The Role of Space in Homelessness: A Comparative Study of Concentration and Place on Social Networks

Winner Baran, Hannah [Browse]
Senior thesis
Frye, Margaret [Browse]
Princeton University. Department of Sociology [Browse]
Class year:
Summary note:

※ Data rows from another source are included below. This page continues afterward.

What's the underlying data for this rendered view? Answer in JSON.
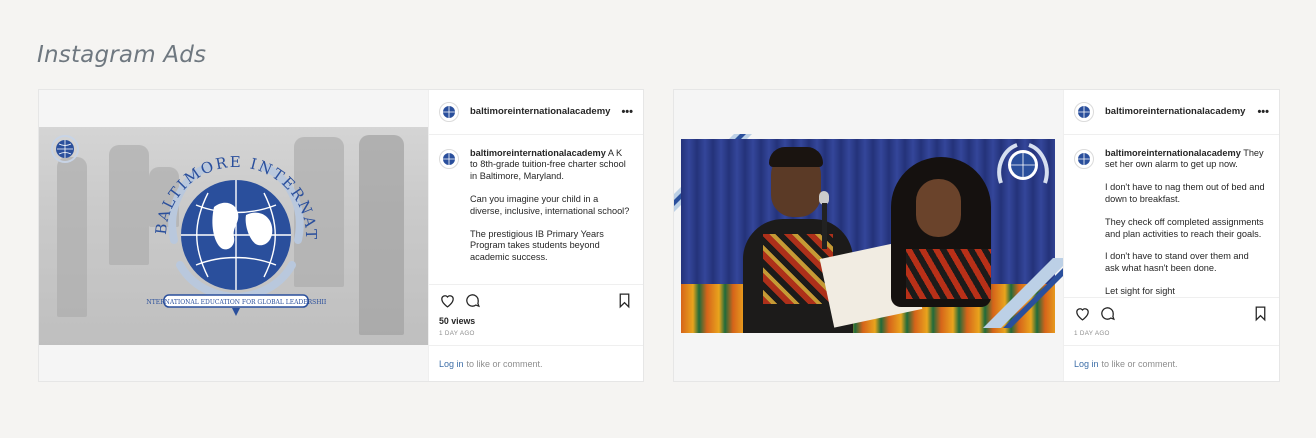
{
  "page": {
    "heading": "Instagram Ads"
  },
  "posts": [
    {
      "username": "baltimoreinternationalacademy",
      "more_icon": "more-dots-icon",
      "caption_lead": "A K to 8th-grade tuition-free charter school in Baltimore, Maryland.",
      "caption_paragraphs": [
        "Can you imagine your child in a diverse, inclusive, international school?",
        "The prestigious IB Primary Years Program takes students beyond academic success."
      ],
      "views": "50 views",
      "time_ago": "1 DAY AGO",
      "login_link": "Log in",
      "login_rest": "to like or comment.",
      "image": {
        "logo_top_text": "BALTIMORE INTERNATIONAL ACADEMY",
        "banner": "International Education for Global Leadership"
      }
    },
    {
      "username": "baltimoreinternationalacademy",
      "more_icon": "more-dots-icon",
      "caption_lead": "They set her own alarm to get up now.",
      "caption_paragraphs": [
        "I don't have to nag them out of bed and down to breakfast.",
        "They check off completed assignments and plan activities to reach their goals.",
        "I don't have to stand over them and ask what hasn't been done.",
        "Let sight for sight"
      ],
      "time_ago": "1 DAY AGO",
      "login_link": "Log in",
      "login_rest": "to like or comment."
    }
  ],
  "colors": {
    "accent_blue": "#2a4f9c",
    "link": "#3d6ea8",
    "background": "#f5f4f2"
  }
}
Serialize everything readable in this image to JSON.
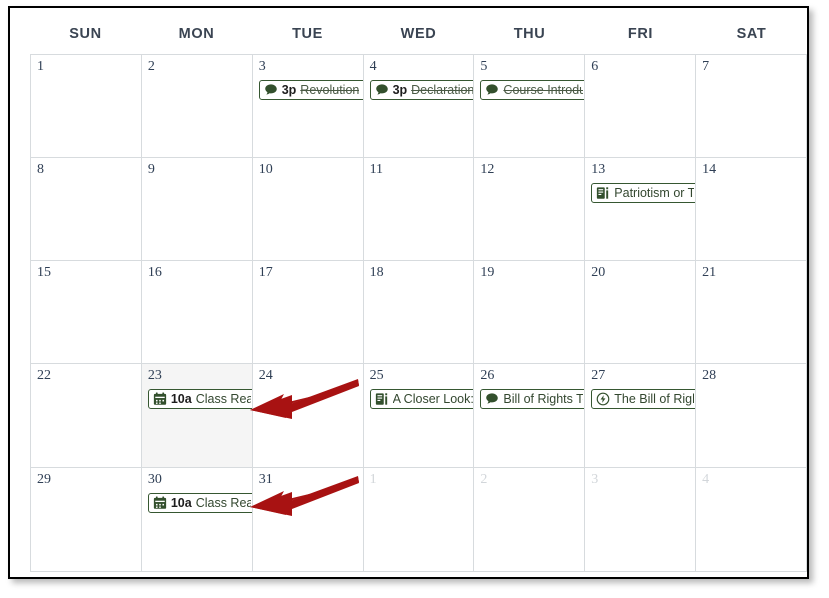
{
  "calendar": {
    "weekdays": [
      "SUN",
      "MON",
      "TUE",
      "WED",
      "THU",
      "FRI",
      "SAT"
    ],
    "accent_color": "#365731",
    "today_bg": "#f5f5f5",
    "annotation_color": "#a81212",
    "weeks": [
      {
        "days": [
          {
            "num": "1",
            "other": false,
            "today": false,
            "events": []
          },
          {
            "num": "2",
            "other": false,
            "today": false,
            "events": []
          },
          {
            "num": "3",
            "other": false,
            "today": false,
            "events": [
              {
                "icon": "discussion-icon",
                "time": "3p",
                "title": "Revolution",
                "strike": true
              }
            ]
          },
          {
            "num": "4",
            "other": false,
            "today": false,
            "events": [
              {
                "icon": "discussion-icon",
                "time": "3p",
                "title": "Declaration",
                "strike": true
              }
            ]
          },
          {
            "num": "5",
            "other": false,
            "today": false,
            "events": [
              {
                "icon": "discussion-icon",
                "time": "",
                "title": "Course Introdu",
                "strike": true
              }
            ]
          },
          {
            "num": "6",
            "other": false,
            "today": false,
            "events": []
          },
          {
            "num": "7",
            "other": false,
            "today": false,
            "events": []
          }
        ]
      },
      {
        "days": [
          {
            "num": "8",
            "other": false,
            "today": false,
            "events": []
          },
          {
            "num": "9",
            "other": false,
            "today": false,
            "events": []
          },
          {
            "num": "10",
            "other": false,
            "today": false,
            "events": []
          },
          {
            "num": "11",
            "other": false,
            "today": false,
            "events": []
          },
          {
            "num": "12",
            "other": false,
            "today": false,
            "events": []
          },
          {
            "num": "13",
            "other": false,
            "today": false,
            "events": [
              {
                "icon": "assignment-icon",
                "time": "",
                "title": "Patriotism or T",
                "strike": false
              }
            ]
          },
          {
            "num": "14",
            "other": false,
            "today": false,
            "events": []
          }
        ]
      },
      {
        "days": [
          {
            "num": "15",
            "other": false,
            "today": false,
            "events": []
          },
          {
            "num": "16",
            "other": false,
            "today": false,
            "events": []
          },
          {
            "num": "17",
            "other": false,
            "today": false,
            "events": []
          },
          {
            "num": "18",
            "other": false,
            "today": false,
            "events": []
          },
          {
            "num": "19",
            "other": false,
            "today": false,
            "events": []
          },
          {
            "num": "20",
            "other": false,
            "today": false,
            "events": []
          },
          {
            "num": "21",
            "other": false,
            "today": false,
            "events": []
          }
        ]
      },
      {
        "days": [
          {
            "num": "22",
            "other": false,
            "today": false,
            "events": []
          },
          {
            "num": "23",
            "other": false,
            "today": true,
            "events": [
              {
                "icon": "calendar-event-icon",
                "time": "10a",
                "title": "Class Read",
                "strike": false
              }
            ]
          },
          {
            "num": "24",
            "other": false,
            "today": false,
            "events": []
          },
          {
            "num": "25",
            "other": false,
            "today": false,
            "events": [
              {
                "icon": "assignment-icon",
                "time": "",
                "title": "A Closer Look:",
                "strike": false
              }
            ]
          },
          {
            "num": "26",
            "other": false,
            "today": false,
            "events": [
              {
                "icon": "discussion-icon",
                "time": "",
                "title": "Bill of Rights To",
                "strike": false
              }
            ]
          },
          {
            "num": "27",
            "other": false,
            "today": false,
            "events": [
              {
                "icon": "quiz-icon",
                "time": "",
                "title": "The Bill of Righ",
                "strike": false
              }
            ]
          },
          {
            "num": "28",
            "other": false,
            "today": false,
            "events": []
          }
        ]
      },
      {
        "days": [
          {
            "num": "29",
            "other": false,
            "today": false,
            "events": []
          },
          {
            "num": "30",
            "other": false,
            "today": false,
            "events": [
              {
                "icon": "calendar-event-icon",
                "time": "10a",
                "title": "Class Read",
                "strike": false
              }
            ]
          },
          {
            "num": "31",
            "other": false,
            "today": false,
            "events": []
          },
          {
            "num": "1",
            "other": true,
            "today": false,
            "events": []
          },
          {
            "num": "2",
            "other": true,
            "today": false,
            "events": []
          },
          {
            "num": "3",
            "other": true,
            "today": false,
            "events": []
          },
          {
            "num": "4",
            "other": true,
            "today": false,
            "events": []
          }
        ]
      }
    ],
    "annotations": [
      {
        "name": "arrow-to-day-23-event",
        "points_to": "10a Class Read on day 23"
      },
      {
        "name": "arrow-to-day-30-event",
        "points_to": "10a Class Read on day 30"
      }
    ]
  }
}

This project is a multi-method comparative qualitative study of the role that geography plays on the interpersonal behavior and formation of social networks among homeless individuals in two locations: Skid Row, Downtown Los Angeles, California and Oahu, Hawaii. Thirty-five hours of ethnographic observation and four in-depth interviews were conducted in Los Angeles, while sixty-three hours of ethnographic observation and four in-depth interviews were conducted on the island of Oahu, all of which aimed to determine the extent that place plays on social networks. The most significant conclusions come from the comparative angle: although homelessness remains significantly concentrated within a dense urban population in the Skid Row site of Los Angeles, the social network of peers within the homeless mecca, is cast on individuals almost unwantedly; on the other hand, the dispersed population of homeless in the hinterlands of Oahu, while spatially isolated, enjoys the company of visitors from the housed community, displaying active connection to persons in the housed social network. Oahu presents a particularly unique case in that the native culture on the island is unlike that of any urban hub on the mainland, and the Los Angeles site presents a distinct case because its Skid Row is the most densely populated district of homeless in the country.